In machine learning, the goal is to solve some complex computational task by “letting the machine learn”.
Programmed by Arthur Samuel, this big data discipline of artificial intelligence replaces the tedious task of trying to understand the problem well enough to be able to write a program, which can take much longer or be virtually impossible.
Techopedia defines the big data discipline of machine learning as “an artificial intelligence (AI) discipline geared toward the technological development of human knowledge. Machine learning allows computers to handle new situations via analysis, self-training, observation and experience. Machine learning facilitates the continuous advancement of computing through exposure to new scenarios, testing and adaptation, while employing pattern and trend detection for improved decisions in subsequent (though not identical) situations.”
Thank Arthur Samuel and the game of checkers for machine learning.
In 1959, IBM employee Arthur Samuel wanted to teach a computer to play checkers. So, he wrote the original program on IBM’s first commercial computer, the IBM 701, but he kept winning. (Samuel defines it as a “field of study that gives computers the ability to learn without being explicitly programmed”).
Hence, Samuel wrote a program to let the computer play against itself. The program collected data on its games and created a predictive engine, to optimize its playing and Samuel started losing. Ultimately, the program was a success; so much that IBM stock went up 15 points in one day when it was announced!
As an aside, artificial intelligence has a longer history. In Greek mythology, Hephaestus, the Greek god of technology, built intelligent robots. Acting as if they were alive, and often appearing to be, except for the fact that they exist out of metal. Talos, one of his creations, was built to guard the island of Crete!

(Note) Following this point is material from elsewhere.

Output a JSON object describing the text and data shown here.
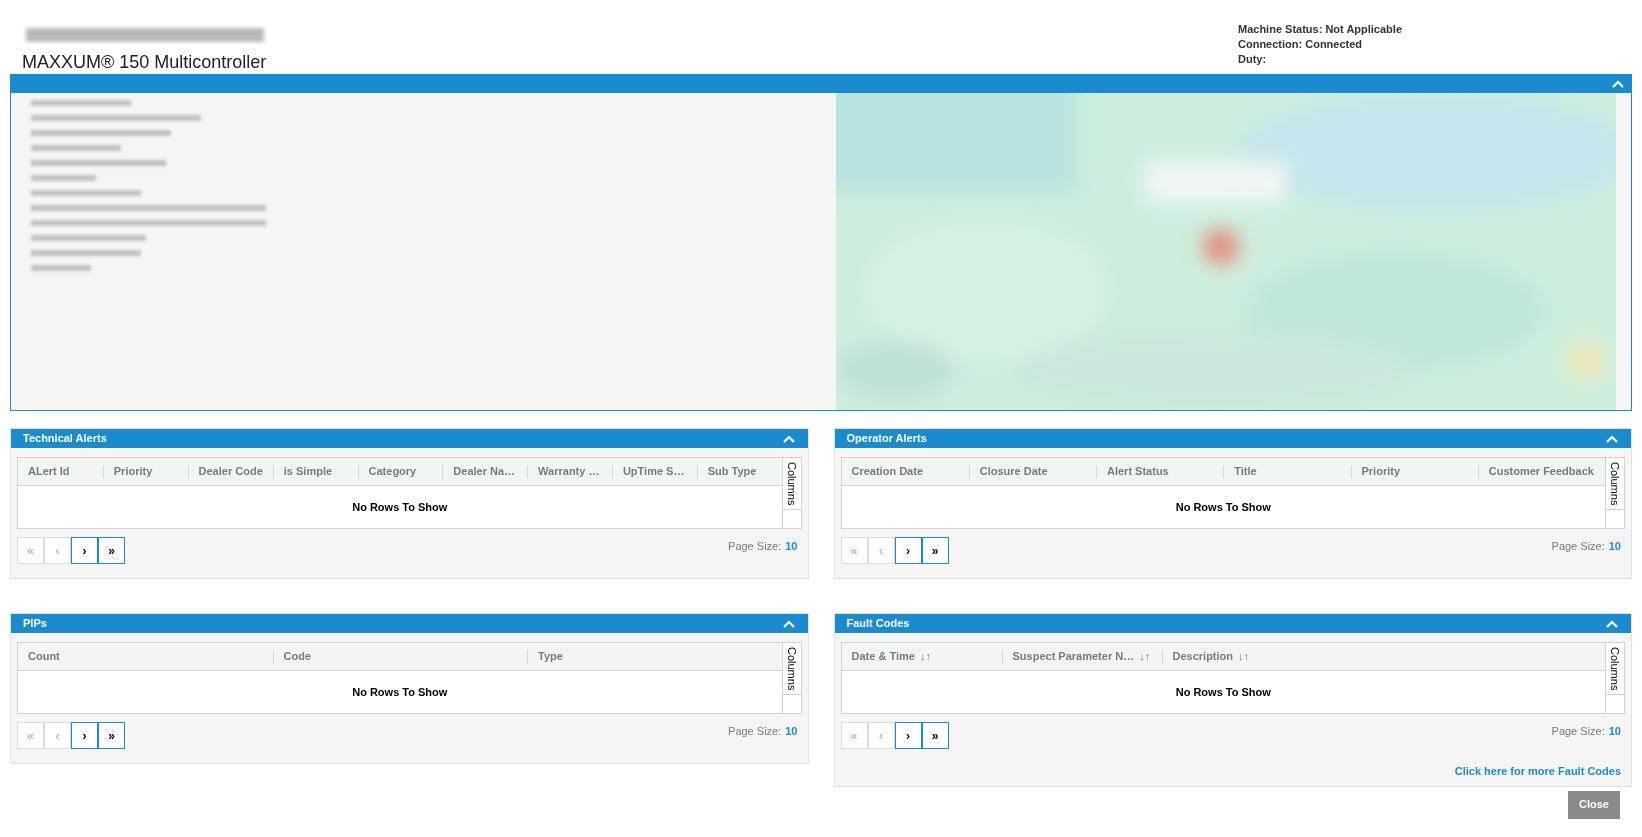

Recently, we see a number of different industries incorporating machine learning, as the table below illustrates. These are all outside of IT.
Some of the categories of machine learning algorithms are: Supervised algorithms, Unsupervised algorithms, and Reinforcement algorithms.

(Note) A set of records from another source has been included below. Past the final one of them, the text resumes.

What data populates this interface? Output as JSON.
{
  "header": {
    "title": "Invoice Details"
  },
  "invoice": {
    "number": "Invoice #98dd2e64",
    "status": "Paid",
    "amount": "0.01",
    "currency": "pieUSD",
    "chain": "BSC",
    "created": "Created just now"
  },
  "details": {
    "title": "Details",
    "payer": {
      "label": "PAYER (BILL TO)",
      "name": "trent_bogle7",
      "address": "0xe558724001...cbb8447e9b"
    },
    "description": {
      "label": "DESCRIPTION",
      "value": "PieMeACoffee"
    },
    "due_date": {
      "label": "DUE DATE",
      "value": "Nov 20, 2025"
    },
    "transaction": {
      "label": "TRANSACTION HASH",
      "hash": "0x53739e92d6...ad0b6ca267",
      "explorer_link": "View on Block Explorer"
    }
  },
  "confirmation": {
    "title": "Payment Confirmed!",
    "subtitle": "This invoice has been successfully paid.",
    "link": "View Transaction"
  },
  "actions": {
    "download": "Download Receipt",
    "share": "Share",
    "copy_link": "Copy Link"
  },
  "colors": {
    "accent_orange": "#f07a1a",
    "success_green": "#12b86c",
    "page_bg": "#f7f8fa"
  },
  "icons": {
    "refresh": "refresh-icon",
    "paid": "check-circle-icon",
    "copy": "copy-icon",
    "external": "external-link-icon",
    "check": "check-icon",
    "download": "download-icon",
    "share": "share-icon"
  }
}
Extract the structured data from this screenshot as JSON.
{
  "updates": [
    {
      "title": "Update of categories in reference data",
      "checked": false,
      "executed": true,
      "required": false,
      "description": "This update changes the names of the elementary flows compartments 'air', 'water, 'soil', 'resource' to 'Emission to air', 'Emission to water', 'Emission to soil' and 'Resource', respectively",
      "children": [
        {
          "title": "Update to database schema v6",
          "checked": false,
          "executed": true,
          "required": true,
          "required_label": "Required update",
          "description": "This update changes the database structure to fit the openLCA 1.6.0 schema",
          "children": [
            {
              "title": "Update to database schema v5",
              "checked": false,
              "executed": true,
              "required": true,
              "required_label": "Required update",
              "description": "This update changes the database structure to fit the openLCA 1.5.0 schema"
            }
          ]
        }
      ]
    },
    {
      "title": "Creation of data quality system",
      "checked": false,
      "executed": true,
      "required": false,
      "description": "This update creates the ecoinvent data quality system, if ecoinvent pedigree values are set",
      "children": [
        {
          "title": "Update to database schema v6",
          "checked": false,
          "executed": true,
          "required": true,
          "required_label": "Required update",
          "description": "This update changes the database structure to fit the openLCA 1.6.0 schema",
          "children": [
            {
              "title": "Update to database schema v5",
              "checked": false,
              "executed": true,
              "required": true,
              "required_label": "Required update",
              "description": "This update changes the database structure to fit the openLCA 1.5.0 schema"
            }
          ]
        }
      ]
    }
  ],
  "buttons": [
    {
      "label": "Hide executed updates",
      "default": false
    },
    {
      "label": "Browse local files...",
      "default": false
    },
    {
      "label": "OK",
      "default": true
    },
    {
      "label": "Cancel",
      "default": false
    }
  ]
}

Machine learning does not equal “statistics”. However, it will use such techniques as Naïve Bayes Classifier Algorithm, K Means Clustering Algorithm, Support Vector Machine Algorithm, Linear Regression, and Logistic Regression. These go a bit beyond Stats 101!
Furthermore, machine learning is NOT rules-based. Rules are based on what a human knows about the data. When not tuned properly, rules generate excessive alerts. These focus on known unknowns; but what about unknown unknowns? Humans cannot predict what future attacks will look like.
”Something like IoT just would not be possible without machine learning because there is just too much data coming from all sorts of devices,” – Nick Patience, 451 Research
Finally, machine learning uses automated and iterative algorithms, such as the above, to learn about patterns in big data, detecting anomalies, and identifying a structure that may be new and previously unknown. Therefore, when paired with statistical analysis, it identifies relationships that may otherwise have gone undetected. In conclusion, it can surpass human capability and software engineering capability to make use of volumes of big data.
Some of the major benefits of machine learning:
- Accelerated time in model development and delivery of actionable insights
- An optimal balance between predictive accuracy, performance and cost
- Utilization of streaming data to deliver real-time analysis
- Reduction of risk with enterprise grade machine learning
- Acquisition of best insights in model performance and outcome
Global organizations use Gurucul technology to detect insider threats, cyber fraud, IP theft, external attacks and more. The company is based in Los Angeles. To learn more, visit Gurucul.com and follow us on LinkedIn and Twitter.